Fishes and fish products are in use for medical purpose in many countries across the Indian ocean. Stories about this animal were gathered and written by students. They are all part of a pedagogical project, funded by the National University of Singapore and the Université de Paris. The Bestiary site is a work-in-progress and a participatory educational tool, representing animals whose products or body parts are used to promote health and healing.

The Fish (Maw) 

A story by Loo Choon Wei

The use of fish maw in traditional Chinese medicine (TCM) as well as Chinese cuisine is quite prevalent. Fish maw is derived from the dried air bladders of fish and it is considered a precious Chinese ingredient due to its high nutritional content.

Fish maw is rich in proteins and nutrients like phosphor and calcium. It is believed to nourish ‘yin’ energy – which replenishes the kidney and boosts stamina. It is also believed to be effective in healing weak lungs, conditions like anaemia and so forth. Fish maw also contains a high viscosity gel protein and mucopolysaccharides, both of which are important for preserving skin complexion and invigorating blood circulation.

One of the most prized fish for fish maw is the Totoaba (Totoaba macdonaldi). The craze for its prized maw has resulted in smuggling and illegal trade of the Totoaba fish. For instance, in the beginning of 2018, five cases of illegal totoaba swim bladders worth about 300 million Chinese RMB (approximately 61 million SGD) were seized. The totoaba fish however is not the first victim of the Chinese fish maw trade. The native Chinese bahaba fish (Bahaba taipingensis) located in the waters of South Eastern China, known as “golden maw”, had become overfished due to its similarly prized properties. Its dwindling population has resulted in its addition to the IUCN list as a species critically endangered. With the population of bahaba reducing, fish maw traders turned to the totoaba, which has also now been listed as critically endangered due to overfishing.

While not directly attributed to the fish maw, fish in general are potential zoonoses carriers. The main zoonotic diseases that are associated with fish are bacterial infections (Taylor et al., 2004; Kluzik and Woodofrd, 2016). These infections include Mycobacterium, Erysipelothrix, Campylobacter, Aeromonas, Vibrio, Edwardsiella, Escherichia, Salmonella, Klebsiella and Streptococcus iniae (Kluzik and Woodford, 2016). These infections are particularly dangerous as they do not make the fish appear ill, but result in serious illnesses in humans. For individuals with chronic illnesses, immunodeficiency and pregnancy, the risk of developing an illness or complications from zoonotic diseases are higher (Kluzik and Woodford, 2016). The fish maw trade, particularly those that are illegal, could pose a threat due to possible spread of fish zoonoses.
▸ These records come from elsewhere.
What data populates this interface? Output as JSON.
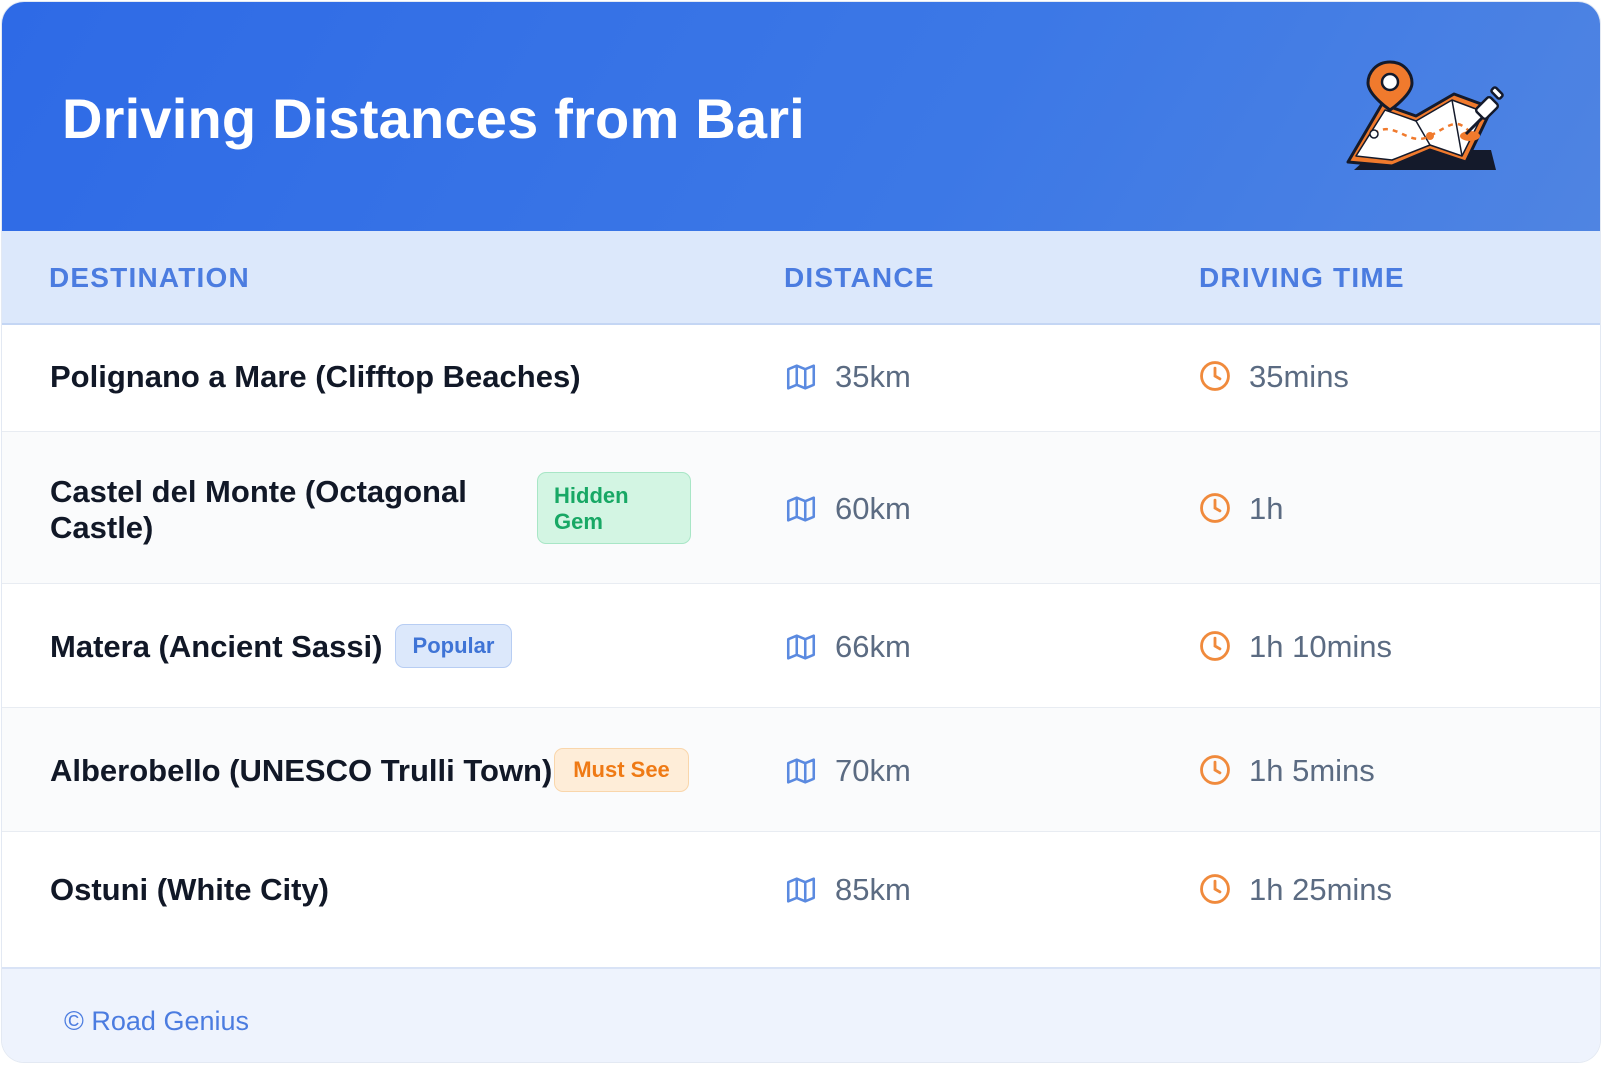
{
  "header": {
    "title": "Driving Distances from Bari",
    "illustration": "map-with-pins-icon"
  },
  "table": {
    "columns": [
      "DESTINATION",
      "DISTANCE",
      "DRIVING TIME"
    ],
    "rows": [
      {
        "destination": "Polignano a Mare (Clifftop Beaches)",
        "badge": "",
        "distance": "35km",
        "time": "35mins"
      },
      {
        "destination_line1": "Castel del Monte (Octagonal",
        "destination_line2": "Castle)",
        "badge_line1": "Hidden",
        "badge_line2": "Gem",
        "badge_color": "green",
        "distance": "60km",
        "time": "1h"
      },
      {
        "destination": "Matera (Ancient Sassi)",
        "badge": "Popular",
        "badge_color": "blue",
        "distance": "66km",
        "time": "1h 10mins"
      },
      {
        "destination": "Alberobello (UNESCO Trulli Town)",
        "badge": "Must See",
        "badge_color": "orange",
        "distance": "70km",
        "time": "1h 5mins"
      },
      {
        "destination": "Ostuni (White City)",
        "badge": "",
        "distance": "85km",
        "time": "1h 25mins"
      }
    ],
    "distance_icon": "map-icon",
    "time_icon": "clock-icon"
  },
  "footer": {
    "copyright": "© Road Genius"
  },
  "colors": {
    "header_gradient_start": "#2e6ae6",
    "header_gradient_end": "#4f84e2",
    "column_header_text": "#4b7ce0",
    "clock_orange": "#f08a3c",
    "map_blue": "#5b8ae0"
  }
}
Improper handling or storage of fish or fish maw products for example would be the main culprit resulting in the spread of bacterial infections.

While fish maw is coveted for its medicinal properties and plethora of benefits for humans, it can be a zoonoses carrier, and poses threats of bacterial infections or allergies that could be exacerbated by more vulnerable humans.

Fish-basket Guanyin, Temple of Koya-san, Jizo. Qing dynasty, 17th-18th century, China. Freer Gallery of Art. Guanyin holds a bamboo branch in one hand and in the other a basket containing a carp resting on a bed of bamboo branches. Beside the Guanyin are two boys, one with a lotus in a vase and the other with a bucket decorated with a lotus motif. All three figures are surrounded by rocks and clouds.
References
Kluzik, M., & Woodford, N. (2016, July). “Zoonoses associated with fish (Including aquarium fish)”. Washington State University, (retrieved November 22, 2021).
Taylor, S. L., Kabourek, J. L., & Hefle, S. L. (2004). “Fish allergy: Fish and products thereof”. Journal of Food Science, 69(8), R175-R180. 
Wen, J., Zeng, L., Chen, Z., & Xu, Y. (2016). “Comparison of nutritional quality in fish maw product of croaker protonibea diacanthus and perch lates niloticus”. Journal of Ocean University of China, 15(4), 726-730.